***This is a guest piece written by Axis Of Metal’s photographer extraordinaire, Anthony Abbantangelo***
On Sunday September 16th the Annex Wreckroom played host to a stacked line-up of progressive-metal. The Wreckroom has never been my favorite venue for metal, it’s got a weird layout that makes a bottle-neck around the stage, and the combination of heavy security and forced coat-checks makes it one of the more unfriendly venues in town. Nevertheless I was glad to find the venue packed, an impressive feat considering that even the mighty Kylesa and Weedeater have both struggled to fill the place in the past. I was also impressed by the turn-out of young people for what is becoming increasingly rare in this city, an all-ages metal show.
The night kicked off with Pyramid Theorem, a four piece who played a brand of prog-metal much more traditional than the bands that would follow. This meant the Dream Theatre template of jazzy drumming, soaring synthesizers andclean, operatic lead vocals (the only singing to be heard that night). Great players all around, but nothing you haven’t heard before. 6/10
Up next was Intervals, the first band to kick off the line-up of all-instrumental prog metal. The band play with an interesting fusion of spacey ambient passages that contrasted the chunky, djent-like riffing and rapid double-bass drumming that made up the bulk of their songs. While their intricate playing was impressive, the songs lacked focus and structure, and seemed to end as abruptly as they started. The songs felt far too short, like they simply couldn’t figure out an ending. 6/10
Next up was my highlight of the night, Trioscapes. The band is a three-piece consisting of drums, saxaphone and bass. While it looks like an odd combination on paper, the sound of screaming, free-jazz sax over Dan Brigg‘s effects-pedal fuckery and nimble, overdriven bass playing was an amazing combination (Brigg’s main gig, Between the Buried and Me, was probably a big factor in the excellent turnout that night). The band used loop stations, pedal boards and samplers to pull off jarring changes in tempo and texture, with the results sounding like something between the hyperactive big-band arrangements of Frank Zappa and the moody, trudging riffs of Red-era King Crimson. Fans of jazz-fusion, prog-rock and all stripes of experimental music should give these guys a serious listen. 8/10

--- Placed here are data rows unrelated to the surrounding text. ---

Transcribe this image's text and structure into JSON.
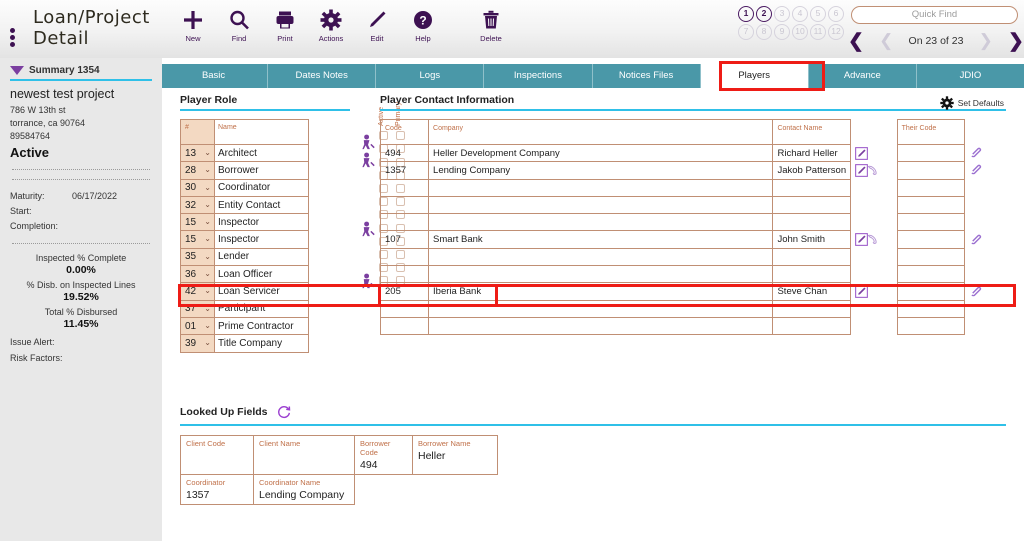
{
  "header": {
    "title": "Loan/Project Detail",
    "tools": [
      {
        "name": "new",
        "label": "New"
      },
      {
        "name": "find",
        "label": "Find"
      },
      {
        "name": "print",
        "label": "Print"
      },
      {
        "name": "actions",
        "label": "Actions"
      },
      {
        "name": "edit",
        "label": "Edit"
      },
      {
        "name": "help",
        "label": "Help"
      },
      {
        "name": "delete",
        "label": "Delete"
      }
    ],
    "pager_dots": [
      "1",
      "2",
      "3",
      "4",
      "5",
      "6",
      "7",
      "8",
      "9",
      "10",
      "11",
      "12"
    ],
    "pager_active": [
      "1",
      "2"
    ],
    "quick_find_placeholder": "Quick Find",
    "record_counter": "On 23 of 23",
    "accent_purple": "#3d1152",
    "accent_teal": "#4a98a8",
    "accent_cyan": "#2fc0e8",
    "highlight_red": "#ee1c16"
  },
  "tabs": [
    {
      "label": "Basic",
      "active": false
    },
    {
      "label": "Dates Notes",
      "active": false
    },
    {
      "label": "Logs",
      "active": false
    },
    {
      "label": "Inspections",
      "active": false
    },
    {
      "label": "Notices Files",
      "active": false
    },
    {
      "label": "Players",
      "active": true
    },
    {
      "label": "Advance",
      "active": false
    },
    {
      "label": "JDIO",
      "active": false
    }
  ],
  "sidebar": {
    "summary_label": "Summary 1354",
    "project_name": "newest test project",
    "address1": "786 W 13th st",
    "address2": "torrance, ca  90764",
    "account": "89584764",
    "status": "Active",
    "maturity_label": "Maturity:",
    "maturity_value": "06/17/2022",
    "start_label": "Start:",
    "start_value": "",
    "completion_label": "Completion:",
    "completion_value": "",
    "inspected_label": "Inspected % Complete",
    "inspected_value": "0.00%",
    "disb_label": "% Disb. on Inspected Lines",
    "disb_value": "19.52%",
    "total_label": "Total % Disbursed",
    "total_value": "11.45%",
    "issue_alert_label": "Issue Alert:",
    "risk_factors_label": "Risk Factors:"
  },
  "player_role": {
    "title": "Player Role",
    "col_num": "#",
    "col_name": "Name",
    "col_active": "Active",
    "col_primary": "Primary",
    "rows": [
      {
        "num": "13",
        "name": "Architect",
        "active": false,
        "primary": false
      },
      {
        "num": "28",
        "name": "Borrower",
        "active": false,
        "primary": false
      },
      {
        "num": "30",
        "name": "Coordinator",
        "active": false,
        "primary": false
      },
      {
        "num": "32",
        "name": "Entity Contact",
        "active": false,
        "primary": false
      },
      {
        "num": "15",
        "name": "Inspector",
        "active": false,
        "primary": false
      },
      {
        "num": "15",
        "name": "Inspector",
        "active": false,
        "primary": false
      },
      {
        "num": "35",
        "name": "Lender",
        "active": false,
        "primary": false
      },
      {
        "num": "36",
        "name": "Loan Officer",
        "active": false,
        "primary": false
      },
      {
        "num": "42",
        "name": "Loan Servicer",
        "active": false,
        "primary": false
      },
      {
        "num": "37",
        "name": "Participant",
        "active": false,
        "primary": false
      },
      {
        "num": "01",
        "name": "Prime Contractor",
        "active": false,
        "primary": false
      },
      {
        "num": "39",
        "name": "Title Company",
        "active": false,
        "primary": false
      }
    ]
  },
  "player_contact": {
    "title": "Player Contact Information",
    "set_defaults_label": "Set Defaults",
    "col_code": "Code",
    "col_company": "Company",
    "col_contact": "Contact Name",
    "col_their_code": "Their Code",
    "rows": [
      {
        "person": true,
        "code": "494",
        "company": "Heller Development Company",
        "contact": "Richard Heller",
        "their_code": "",
        "edit": true,
        "phone": false,
        "clip": true
      },
      {
        "person": true,
        "code": "1357",
        "company": "Lending Company",
        "contact": "Jakob Patterson",
        "their_code": "",
        "edit": true,
        "phone": true,
        "clip": true
      },
      {
        "person": false,
        "code": "",
        "company": "",
        "contact": "",
        "their_code": "",
        "edit": false,
        "phone": false,
        "clip": false
      },
      {
        "person": false,
        "code": "",
        "company": "",
        "contact": "",
        "their_code": "",
        "edit": false,
        "phone": false,
        "clip": false
      },
      {
        "person": false,
        "code": "",
        "company": "",
        "contact": "",
        "their_code": "",
        "edit": false,
        "phone": false,
        "clip": false
      },
      {
        "person": true,
        "code": "107",
        "company": "Smart Bank",
        "contact": "John Smith",
        "their_code": "",
        "edit": true,
        "phone": true,
        "clip": true
      },
      {
        "person": false,
        "code": "",
        "company": "",
        "contact": "",
        "their_code": "",
        "edit": false,
        "phone": false,
        "clip": false
      },
      {
        "person": false,
        "code": "",
        "company": "",
        "contact": "",
        "their_code": "",
        "edit": false,
        "phone": false,
        "clip": false
      },
      {
        "person": true,
        "code": "205",
        "company": "Iberia Bank",
        "contact": "Steve Chan",
        "their_code": "",
        "edit": true,
        "phone": false,
        "clip": true
      },
      {
        "person": false,
        "code": "",
        "company": "",
        "contact": "",
        "their_code": "",
        "edit": false,
        "phone": false,
        "clip": false
      },
      {
        "person": false,
        "code": "",
        "company": "",
        "contact": "",
        "their_code": "",
        "edit": false,
        "phone": false,
        "clip": false
      }
    ]
  },
  "lookup": {
    "title": "Looked Up Fields",
    "client_code_label": "Client Code",
    "client_code_value": "",
    "client_name_label": "Client Name",
    "client_name_value": "",
    "borrower_code_label": "Borrower Code",
    "borrower_code_value": "494",
    "borrower_name_label": "Borrower Name",
    "borrower_name_value": "Heller",
    "coordinator_label": "Coordinator",
    "coordinator_value": "1357",
    "coordinator_name_label": "Coordinator Name",
    "coordinator_name_value": "Lending Company"
  }
}
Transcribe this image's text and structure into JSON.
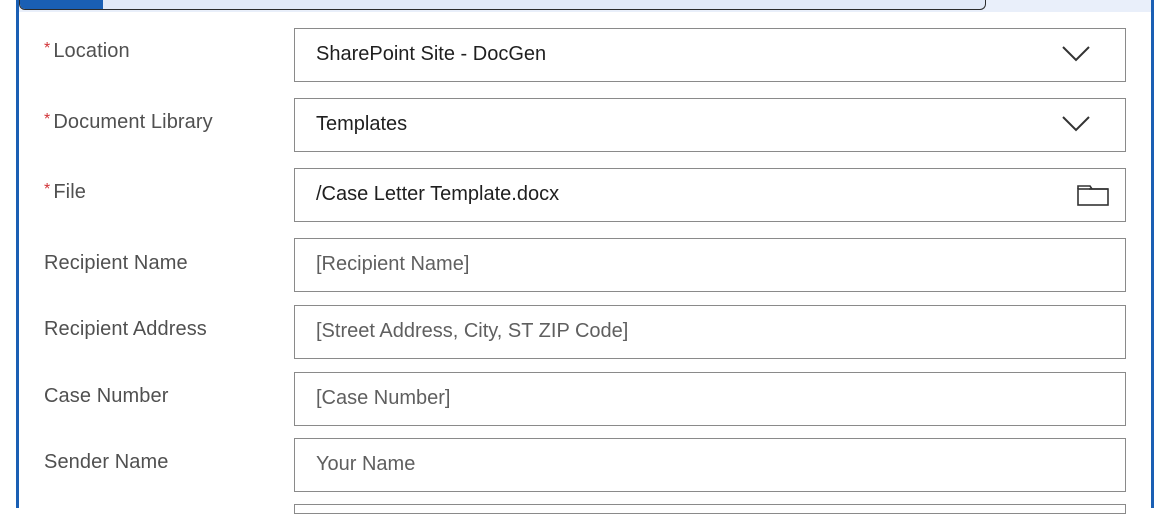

Finally Scale the Summit hit the stage. I was first introduced to their music when they opened for Dream Theatre at the Molson Amphitheatre a few years back. Hearing their music in such a huge, impersonal venue didn’t have much impact one me, but catching them up close revealed a lot more depth and personality. While instrumental metal is becoming less and less of a novelty these days, Scale the Summit have managed to stand out with tasteful arrangements and touches of desert-rock grooves that gives the music an almost pastoral feel. Like their Toronto counterpoints the Isosceles Project, they have a sound that often backs away from metal with clean guitar leads and funky, muscular bass playing. While their songs tend to blur together in a way common to instrumental jam-bands, the set as a whole was exhilarating, and a perfect end to the night. 7.5/10
Scale The Summit